The Granite State is the least devout place in the U.S., according to Gallup surveys of those who say they are “very religious.” In New Hampshire, that amounted to just 1 in 5 people, Gallup said on Friday, the lowest ratio of any U.S. state. Three other New England states follow close behind, including Massachusetts.

The Iowa win by the Cruz campaign “was driven by his strong appeal to highly religious or evangelical Republicans,” Gallup said, citing entrance polling at the caucus sites. It noted that the Granite State has far fewer evangelicals for Cruz to draw to the voting booth on primary day.
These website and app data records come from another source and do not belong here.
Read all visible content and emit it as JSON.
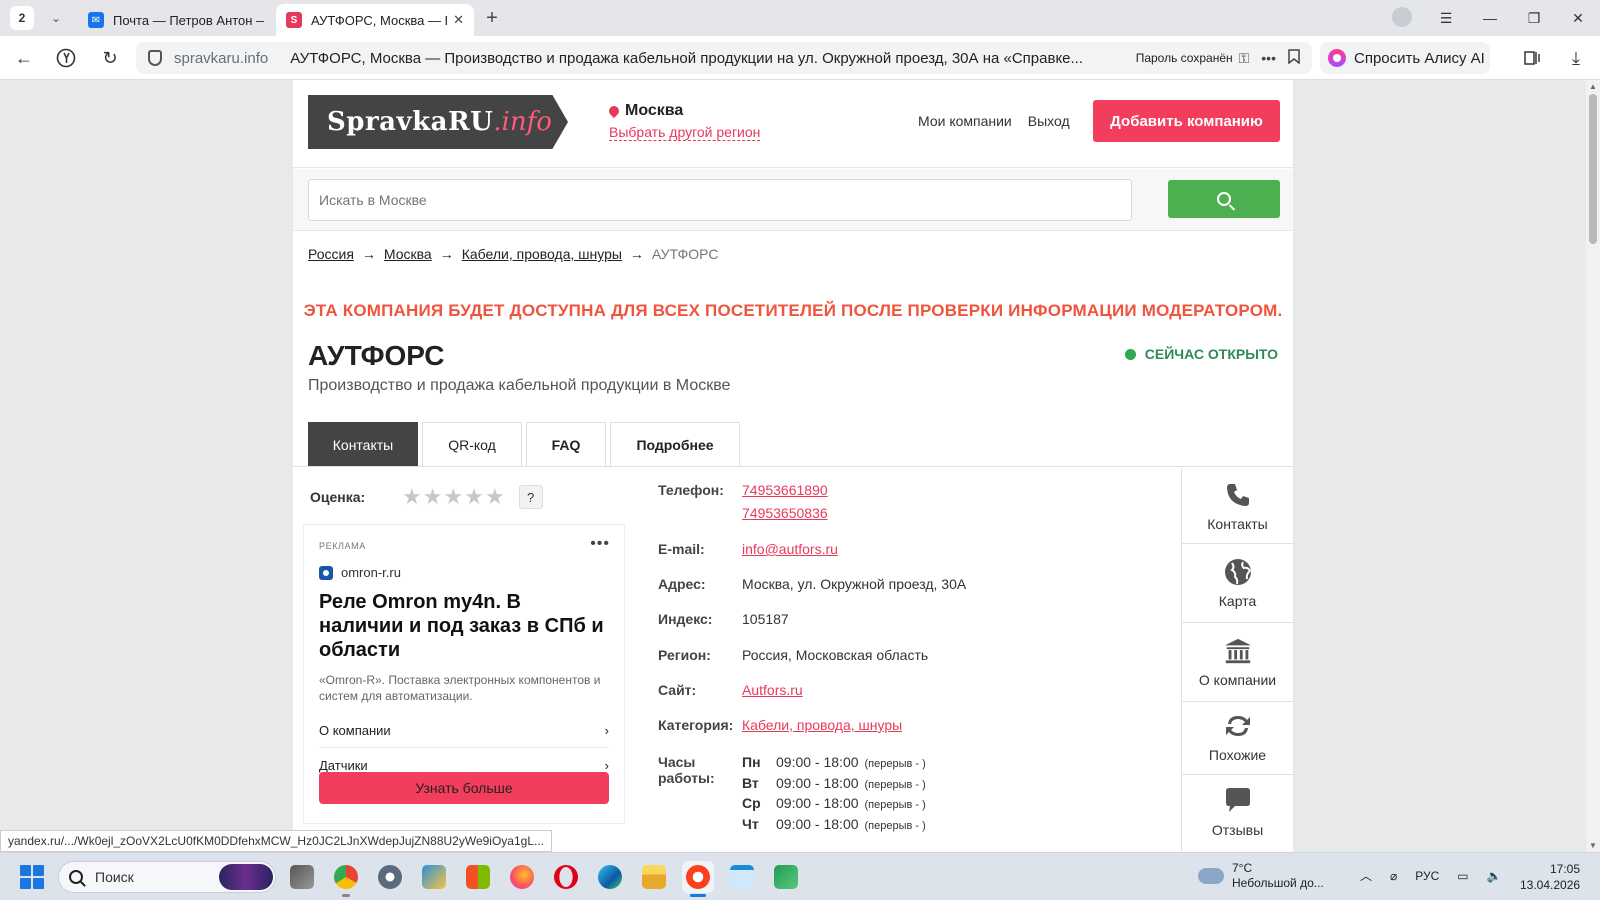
{
  "browser": {
    "tab_count": "2",
    "tabs": [
      {
        "title": "Почта — Петров Антон —",
        "favicon_color": "#1a73e8"
      },
      {
        "title": "АУТФОРС, Москва — Г",
        "favicon_color": "#e8395a",
        "favicon_letter": "S"
      }
    ],
    "url_domain": "spravkaru.info",
    "url_title": "АУТФОРС, Москва — Производство и продажа кабельной продукции на ул. Окружной проезд, 30А на «Справке...",
    "password_saved": "Пароль сохранён",
    "alice_label": "Спросить Алису AI"
  },
  "site": {
    "logo_main": "SpravkaRU",
    "logo_ext": ".info",
    "city": "Москва",
    "change_region": "Выбрать другой регион",
    "link_my_companies": "Мои компании",
    "link_logout": "Выход",
    "add_company": "Добавить компанию",
    "search_placeholder": "Искать в Москве"
  },
  "breadcrumb": {
    "items": [
      "Россия",
      "Москва",
      "Кабели, провода, шнуры"
    ],
    "current": "АУТФОРС",
    "separator": "→"
  },
  "moderation_notice": "ЭТА КОМПАНИЯ БУДЕТ ДОСТУПНА ДЛЯ ВСЕХ ПОСЕТИТЕЛЕЙ ПОСЛЕ ПРОВЕРКИ ИНФОРМАЦИИ МОДЕРАТОРОМ.",
  "company": {
    "name": "АУТФОРС",
    "description": "Производство и продажа кабельной продукции в Москве",
    "status": "СЕЙЧАС ОТКРЫТО"
  },
  "page_tabs": [
    "Контакты",
    "QR-код",
    "FAQ",
    "Подробнее"
  ],
  "rating": {
    "label": "Оценка:",
    "stars_filled": 0,
    "stars_total": 5,
    "help": "?"
  },
  "ad": {
    "label": "РЕКЛАМА",
    "more": "•••",
    "domain": "omron-r.ru",
    "title": "Реле Omron my4n. В наличии и под заказ в СПб и области",
    "text": "«Omron-R». Поставка электронных компонентов и систем для автоматизации.",
    "links": [
      "О компании",
      "Датчики"
    ],
    "cta": "Узнать больше"
  },
  "contacts": {
    "phone_label": "Телефон:",
    "phones": [
      "74953661890",
      "74953650836"
    ],
    "email_label": "E-mail:",
    "email": "info@autfors.ru",
    "address_label": "Адрес:",
    "address": "Москва, ул. Окружной проезд, 30А",
    "index_label": "Индекс:",
    "index": "105187",
    "region_label": "Регион:",
    "region": "Россия, Московская область",
    "site_label": "Сайт:",
    "site": "Autfors.ru",
    "category_label": "Категория:",
    "category": "Кабели, провода, шнуры",
    "hours_label_1": "Часы",
    "hours_label_2": "работы:",
    "hours": [
      {
        "day": "Пн",
        "time": "09:00 - 18:00",
        "break": "(перерыв - )"
      },
      {
        "day": "Вт",
        "time": "09:00 - 18:00",
        "break": "(перерыв - )"
      },
      {
        "day": "Ср",
        "time": "09:00 - 18:00",
        "break": "(перерыв - )"
      },
      {
        "day": "Чт",
        "time": "09:00 - 18:00",
        "break": "(перерыв - )"
      }
    ]
  },
  "sidenav": [
    "Контакты",
    "Карта",
    "О компании",
    "Похожие",
    "Отзывы"
  ],
  "status_url": "yandex.ru/.../Wk0ejl_zOoVX2LcU0fKM0DDfehxMCW_Hz0JC2LJnXWdepJujZN88U2yWe9iOya1gL...",
  "taskbar": {
    "search_label": "Поиск",
    "weather_temp": "7°C",
    "weather_desc": "Небольшой до...",
    "lang": "РУС",
    "time": "17:05",
    "date": "13.04.2026"
  }
}
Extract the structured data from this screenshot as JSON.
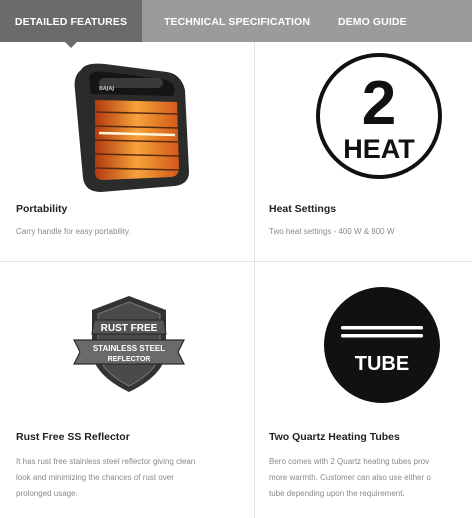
{
  "tabs": [
    {
      "label": "DETAILED FEATURES",
      "active": true
    },
    {
      "label": "TECHNICAL SPECIFICATION",
      "active": false
    },
    {
      "label": "DEMO GUIDE",
      "active": false
    }
  ],
  "features": [
    {
      "title": "Portability",
      "description": "Carry handle for easy portability.",
      "icon": "heater-icon",
      "image_text": "BAJAJ"
    },
    {
      "title": "Heat Settings",
      "description": "Two heat settings - 400 W & 800 W",
      "icon": "two-heat-icon",
      "image_text": {
        "number": "2",
        "word": "HEAT"
      }
    },
    {
      "title": "Rust Free SS Reflector",
      "description_lines": [
        "It has rust free stainless steel reflector giving clean",
        "look and minimizing the chances of rust over",
        "prolonged usage."
      ],
      "icon": "rust-free-badge-icon",
      "image_text": {
        "top": "RUST FREE",
        "bottom1": "STAINLESS STEEL",
        "bottom2": "REFLECTOR"
      }
    },
    {
      "title": "Two Quartz Heating Tubes",
      "description_lines": [
        "Bero comes with 2 Quartz heating tubes prov",
        "more warmth. Customer can also use either o",
        "tube depending upon the requirement."
      ],
      "icon": "tube-icon",
      "image_text": "TUBE"
    }
  ],
  "colors": {
    "tab_bar": "#9b9b9b",
    "active_tab": "#6b6b6b",
    "divider": "#e4e4e4"
  }
}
Cruz has only briefly held second place in likely Republican voter surveys in New Hampshire, just before the Iowa contest, according to a rolling average of major polls compiled by RealClearPolitics.com. Retired neurosurgeon Dr. Ben Carson, who has also appealed to evangelicals, has held second for longer periods in the Granite State but has steadily dropped since mid-November and most recently ranked last among major candidates.

Republicans like Cruz and Carson may fare better in places like South Carolina, site of the next GOP primary on Feb. 20.  The state is tied for seventh among the most religious areas in the nation by Gallup.

The polling organization defined the “very religious” as people who say their faith is “important” to them and who attend religious services once a week, or almost that much. It counts as nonreligious those who say faith isn’t important and who never or very seldom attend a service. Just 32 percent of Iowans were listed as nonreligious by Gallup, compared with 55 percent in New Hampshire.

Gallup’s results come from more than 174,000 telephone interviews across all 50 states, with at least 480 being done in each over the course of 2015. The surveys showed Mississippi to be the most religious, with 63 percent saying their faith is “important” and they go to services weekly.

Overall, the polling organization said there was little change in the nationwide results, with 40 percent classified as very religious last year compared with 41 percent in 2008, when the tracking surveys began. The percentage categorized as nonreligious rose to 31 percent from 30 percent over the same period. The most religious states are all in the South except Utah.

In the Northeast, Vermont, Maine and Massachusetts trail only New Hampshire as the least religious states, at 22 percent, 26 percent, 27 percent and 20 percent, respectively. Rhode Island tied for eighth in that category with New York, as both were listed with 32 percent of people categorized as very religious. Connecticut is out of the top 10, coming in at 13th with just 33 percent qualifying as very religious.